This sounds like a problem with the default behavior selected
when you double click the file. You can see the default by
r-clicking on the file in Windows Explorer and seeing what
action is in bold, and/or at the top of the list of actions.
It should be 'Open', but your description makes it sound like
you may find 'New' emboldened or at the top of the list, which
would open the program, but not the file.
If this is the case, you can resolve it by going, in Windows
Explorer, to Tools -> Folder Options -> File Types, and
finding the entry for doc files and your flash extension.
Then, e.g., select doc, click on the Advanced button, and
note which, if any action is emboldened. Whatever it is,
select 'Open' and click on the Set Default to make it bold.
Now when you r-click the file in Windows Explorer, it should
show 'Open' at the top of the list, in bold, and d-clicking
it should open the file in Word.
In a worst-case scenario, you may find that 'Open' is not
listed among the options at all, in which case you will need
to add it. If this is the case, let me know, and we'll go
Request for Answer Clarification by
27 Jul 2006 05:09 PDT
'Open' was emboldened in both cases. In an attempt to "reset" things I
selected 'New' as the default and then 'Open' again. Now when I try to
open a Word doc it tells me the file cannot be found:
"The file you tried to open was not found. It may be missing, in a
different location, locked by another application, or unavailable due
to file permissions. If you are sure the file exists but you cannot
locate it using the Word File Open dialog, start Microsoft Windows
Explorer and perform a search. If the search dialog returns a listing
of your file, double-click on it to open it. If the file does not
open, it is either corrupt, locked by another application, or is
protected by file permissions.
There is also the slight possibility that the file extension for the
file is no longer recognized by the Open with feature of the operating
system. You may need to reset the file name extension to the
application it should be opened by. To reset the extension, find the
file using Windows Explorer, right click on the file, and then select
the application that should be used to open the file by clicking Open
I have tried the possibilities this error messages recommends. When I
choose File -> Open, the file opens fine. Why would the application
now be telling me that the file cannot be found if I choose to double
Clarification of Answer by
28 Jul 2006 20:39 PDT
How strange. The error message you cited returns almost no results
when searched for.
On the off chance that this has to do with messed up permissions,
you might try either making sure you're logged in as administrator,
or setting up a new Windows user with administrative privileges,
logging on as that user, and seeing if that makes any difference.
You noted that, if you right-click the file and select Open, it

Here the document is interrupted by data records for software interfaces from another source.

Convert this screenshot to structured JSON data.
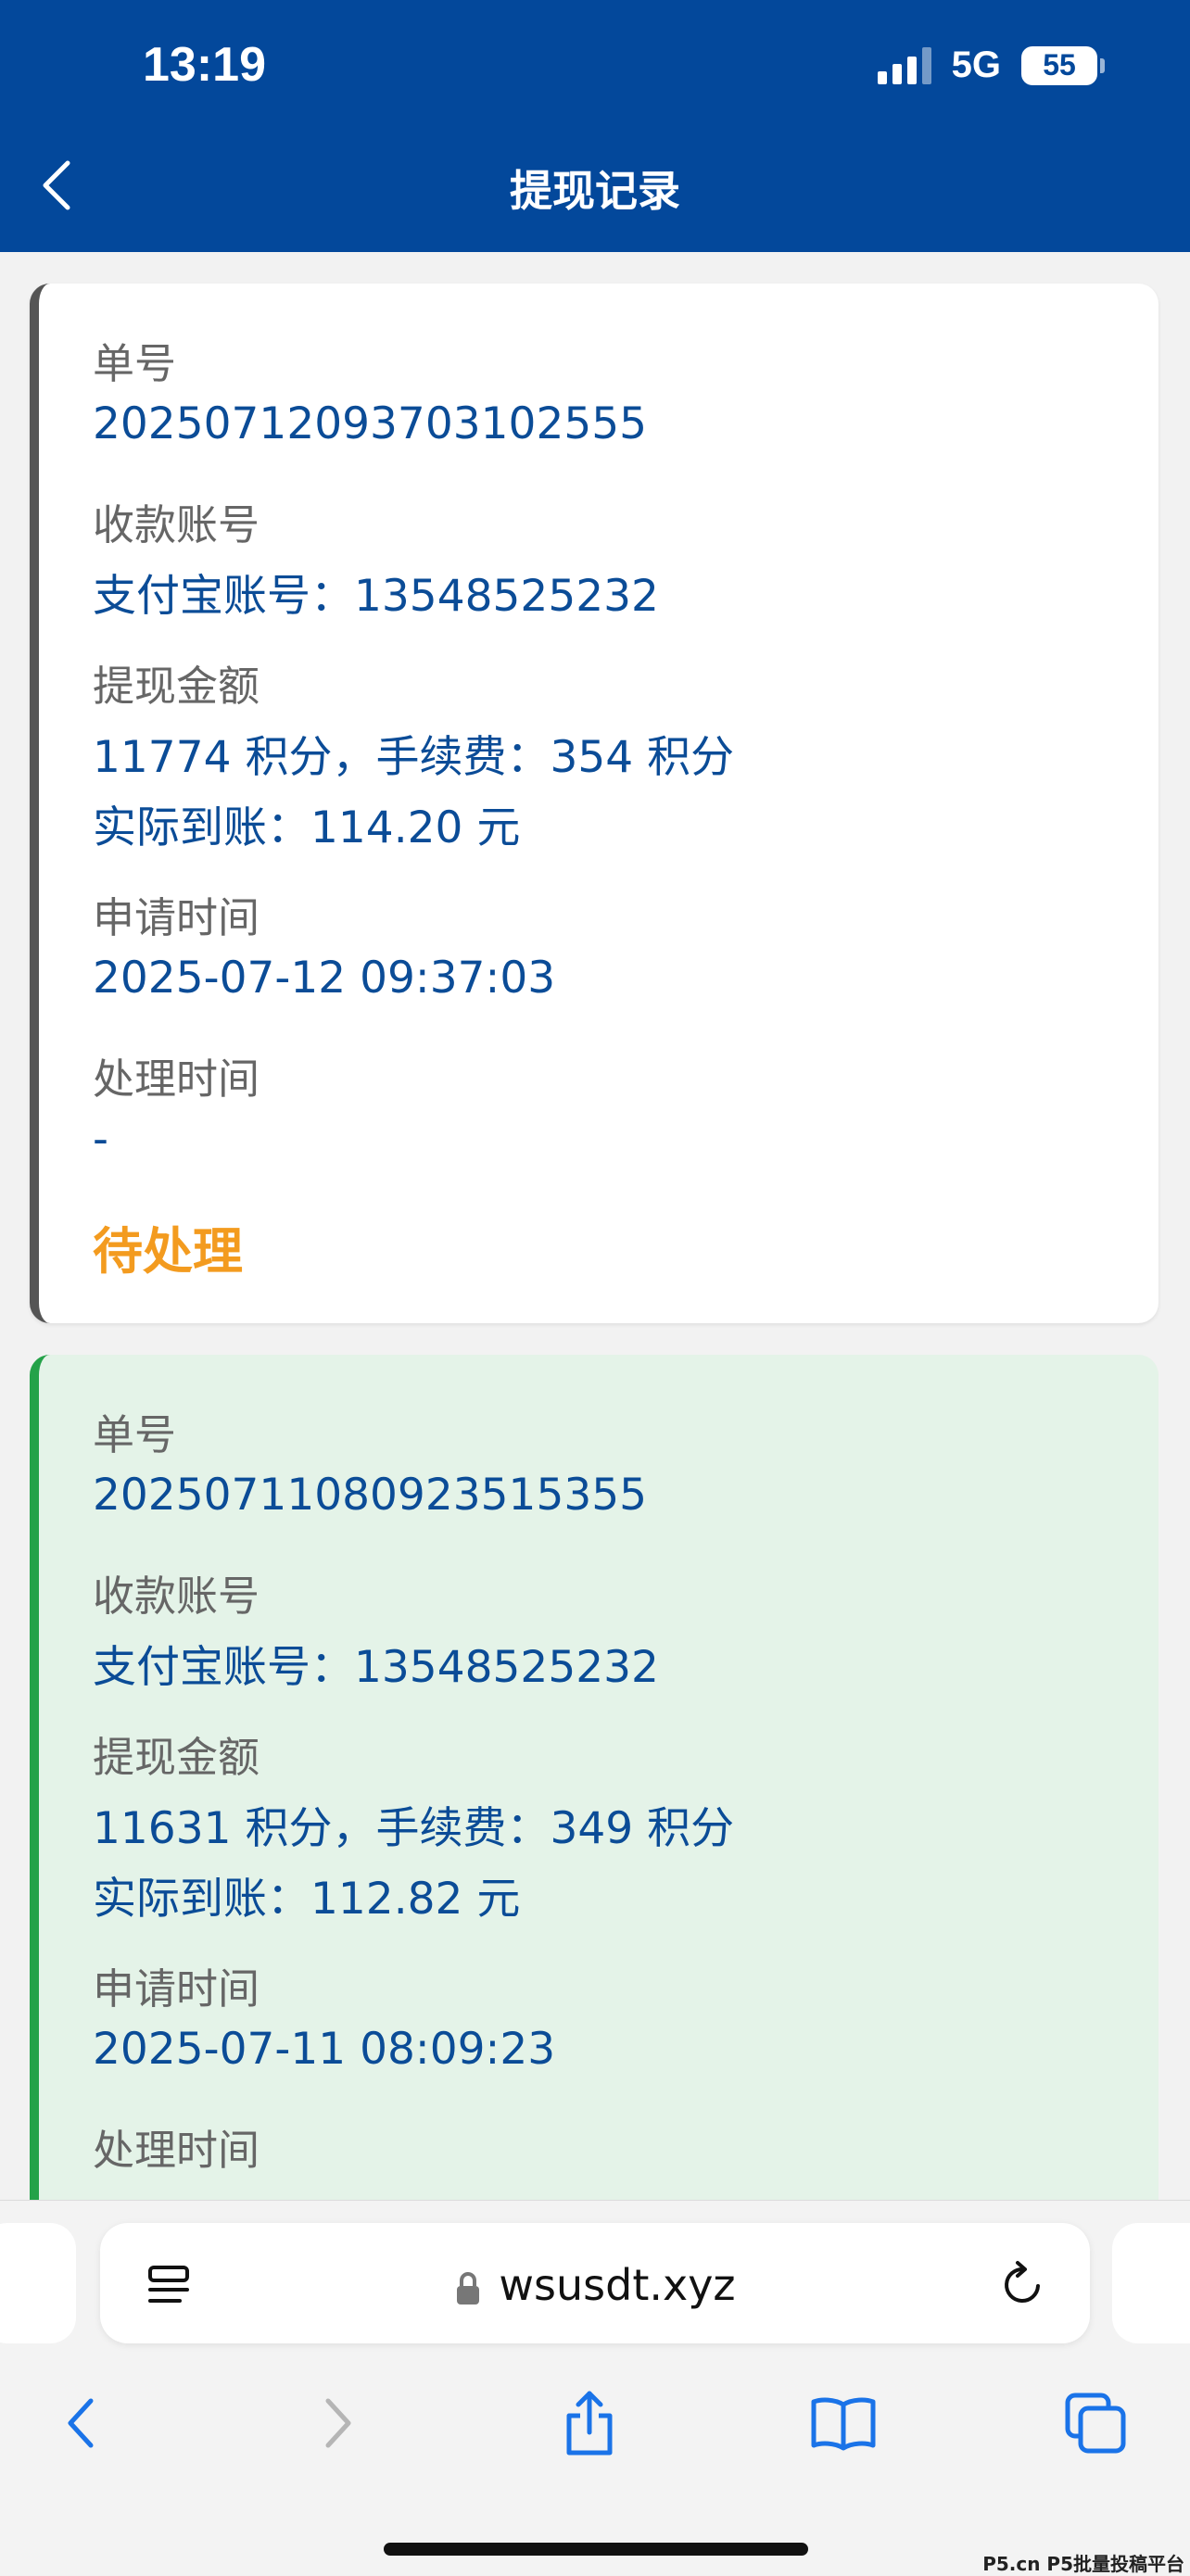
{
  "status_bar": {
    "time": "13:19",
    "network": "5G",
    "battery": "55"
  },
  "header": {
    "title": "提现记录"
  },
  "records": [
    {
      "order_label": "单号",
      "order_no": "20250712093703102555",
      "account_label": "收款账号",
      "account": "支付宝账号：13548525232",
      "amount_label": "提现金额",
      "amount": "11774 积分，手续费：354 积分",
      "actual": "实际到账：114.20 元",
      "apply_label": "申请时间",
      "apply_time": "2025-07-12 09:37:03",
      "process_label": "处理时间",
      "process_time": "-",
      "status": "待处理",
      "status_color": "#f39b1f",
      "accent_color": "#555555"
    },
    {
      "order_label": "单号",
      "order_no": "20250711080923515355",
      "account_label": "收款账号",
      "account": "支付宝账号：13548525232",
      "amount_label": "提现金额",
      "amount": "11631 积分，手续费：349 积分",
      "actual": "实际到账：112.82 元",
      "apply_label": "申请时间",
      "apply_time": "2025-07-11 08:09:23",
      "process_label": "处理时间",
      "accent_color": "#24a249",
      "background_color": "#e4f3e8"
    }
  ],
  "browser": {
    "url": "wsusdt.xyz"
  },
  "watermark": "P5.cn P5批量投稿平台",
  "colors": {
    "header_bg": "#03489b",
    "value_text": "#0b4c97",
    "label_text": "#666666"
  }
}
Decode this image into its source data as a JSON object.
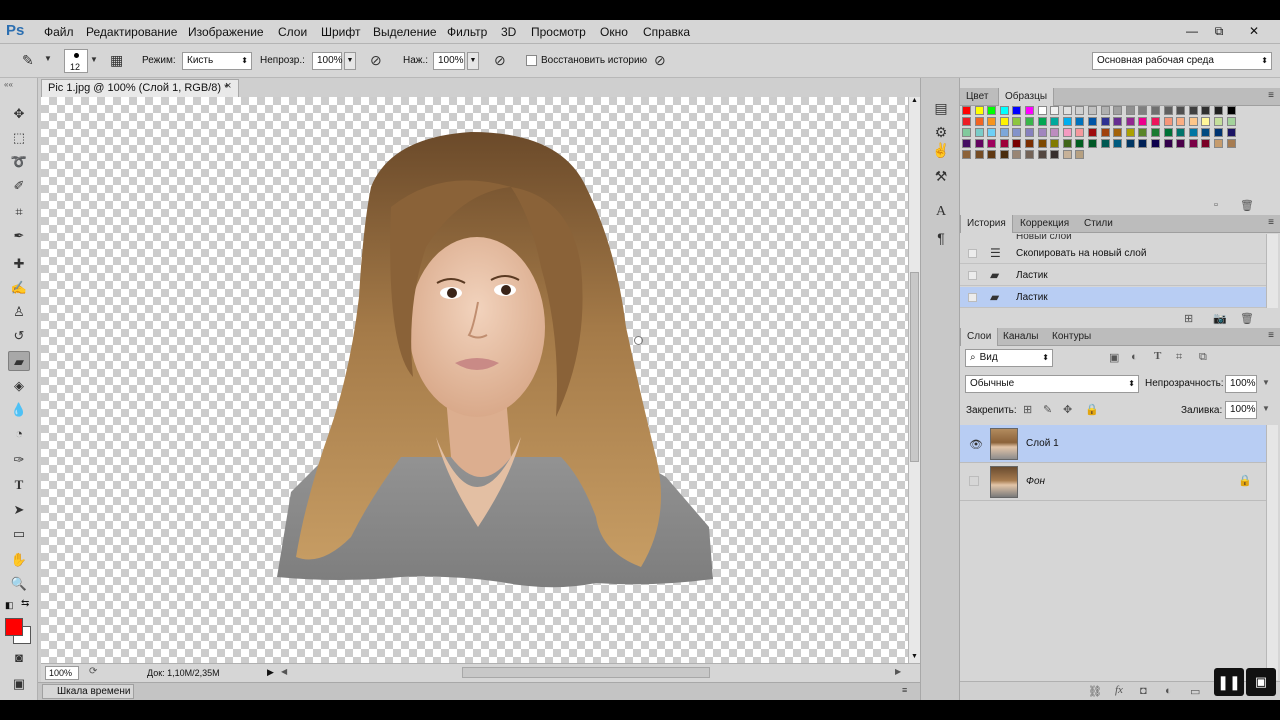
{
  "app": {
    "logo": "Ps"
  },
  "menu": [
    "Файл",
    "Редактирование",
    "Изображение",
    "Слои",
    "Шрифт",
    "Выделение",
    "Фильтр",
    "3D",
    "Просмотр",
    "Окно",
    "Справка"
  ],
  "window_controls": {
    "minimize": "—",
    "restore": "⧉",
    "close": "✕"
  },
  "options": {
    "brush_size": "12",
    "mode_label": "Режим:",
    "mode_value": "Кисть",
    "opacity_label": "Непрозр.:",
    "opacity_value": "100%",
    "pressure_label": "Наж.:",
    "pressure_value": "100%",
    "restore_history": "Восстановить историю",
    "workspace": "Основная рабочая среда"
  },
  "document": {
    "tab_title": "Pic 1.jpg @ 100% (Слой 1, RGB/8) *",
    "close": "×",
    "zoom": "100%",
    "doc_size": "Док: 1,10M/2,35M"
  },
  "timeline": {
    "label": "Шкала времени"
  },
  "panels": {
    "color_tabs": [
      "Цвет",
      "Образцы"
    ],
    "history_tabs": [
      "История",
      "Коррекция",
      "Стили"
    ],
    "layers_tabs": [
      "Слои",
      "Каналы",
      "Контуры"
    ]
  },
  "swatch_colors": [
    "#ff0000",
    "#ffff00",
    "#00ff00",
    "#00ffff",
    "#0000ff",
    "#ff00ff",
    "#ffffff",
    "#f0f0f0",
    "#e0e0e0",
    "#d0d0d0",
    "#c0c0c0",
    "#b0b0b0",
    "#a0a0a0",
    "#909090",
    "#808080",
    "#707070",
    "#606060",
    "#505050",
    "#404040",
    "#303030",
    "#202020",
    "#000000",
    "#ed1c24",
    "#f26522",
    "#f7941d",
    "#fff200",
    "#8dc63f",
    "#39b54a",
    "#00a651",
    "#00a99d",
    "#00aeef",
    "#0072bc",
    "#0054a6",
    "#2e3192",
    "#662d91",
    "#92278f",
    "#ec008c",
    "#ed145b",
    "#f69679",
    "#fbad82",
    "#fdc689",
    "#fff799",
    "#c4df9b",
    "#a3d39c",
    "#82ca9c",
    "#7accc8",
    "#6dcff6",
    "#7da7d9",
    "#8393ca",
    "#8781bd",
    "#a186be",
    "#bd8cbf",
    "#f49ac1",
    "#f5989d",
    "#9e0b0f",
    "#a0410d",
    "#a3620a",
    "#aba000",
    "#598527",
    "#197b30",
    "#007236",
    "#00746b",
    "#0076a3",
    "#004a80",
    "#003471",
    "#1b1464",
    "#440e62",
    "#630460",
    "#9e005d",
    "#9e0039",
    "#790000",
    "#7b2e00",
    "#7d4900",
    "#827b00",
    "#406618",
    "#005e20",
    "#005826",
    "#005952",
    "#005b7f",
    "#003663",
    "#002157",
    "#0d004c",
    "#32004b",
    "#4b0049",
    "#7b0046",
    "#7a0026",
    "#c69c6d",
    "#a67c52",
    "#8c6239",
    "#754c24",
    "#603913",
    "#4a2c0e",
    "#998675",
    "#736357",
    "#534741",
    "#362f2d",
    "#c7b299",
    "#b6a081"
  ],
  "history": [
    {
      "label": "Скопировать на новый слой",
      "icon": "document-icon"
    },
    {
      "label": "Ластик",
      "icon": "eraser-icon"
    },
    {
      "label": "Ластик",
      "icon": "eraser-icon"
    }
  ],
  "history_partial": "Новый слой",
  "layers_panel": {
    "filter_label": "Вид",
    "blend_mode": "Обычные",
    "opacity_label": "Непрозрачность:",
    "opacity_value": "100%",
    "lock_label": "Закрепить:",
    "fill_label": "Заливка:",
    "fill_value": "100%",
    "layers": [
      {
        "name": "Слой 1",
        "visible": true,
        "active": true,
        "locked": false
      },
      {
        "name": "Фон",
        "visible": false,
        "active": false,
        "locked": true
      }
    ]
  },
  "colors": {
    "foreground": "#ff0000",
    "background": "#ffffff",
    "selection": "#b8cdf3"
  }
}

opens. However, one of the suggestions in the error message takes
you a little further, and it's not clear to me if you tried it.
That is, to right-click on the file, select 'Open with' and then
use the dialog box to select MS Word, making sure to check the
checkbox that says "Always use this program to open these files".
The only other thing I can imagine that would cause double-clicking
to fail is the failure of the explorer.exe file itself, due to
corruption or an explorer program crash which sometimes happens
when you've been booted up for a long time. Have you tried seeing
if a reboot makes a difference?
The other option, in that case would be to do a search for another
copy of explorer.exe, boot up in a safe mode command prompt, and
replace the copy in C:\Windows or WINNT\explorer.exe (depending on
the operating system you're running) with a copy which might be
archived, say, in:
C:\Windows or WINNT\ServicePackFiles\i386\explorer.exe
Just make sure it has the same filesize and date/time of modification.
As a final act of desperation, you could try doing a system restore
if you're using Windows XP, or using the System File Checker to check
the whole system.
To do this, simply go to the Run box on the Start Menu and type in:
Beyond that, you may be looking at the need to reinstall Windows.
Let me know where this takes you, and what operating system you're
Clarification of Answer by
28 Jul 2006 21:31 PDT
Since I signed my name twice to the last Clarification, I won't
sign it to this one... : )
Another thing that might tell us something is if you can download
and install this free alternate to Windows Explorer, called xplorer˛:
If double-clicking works in xplorer˛ (actually, I think it's set
for single-clicking by default), then this would point more clearly
to a problem with explorer.exe.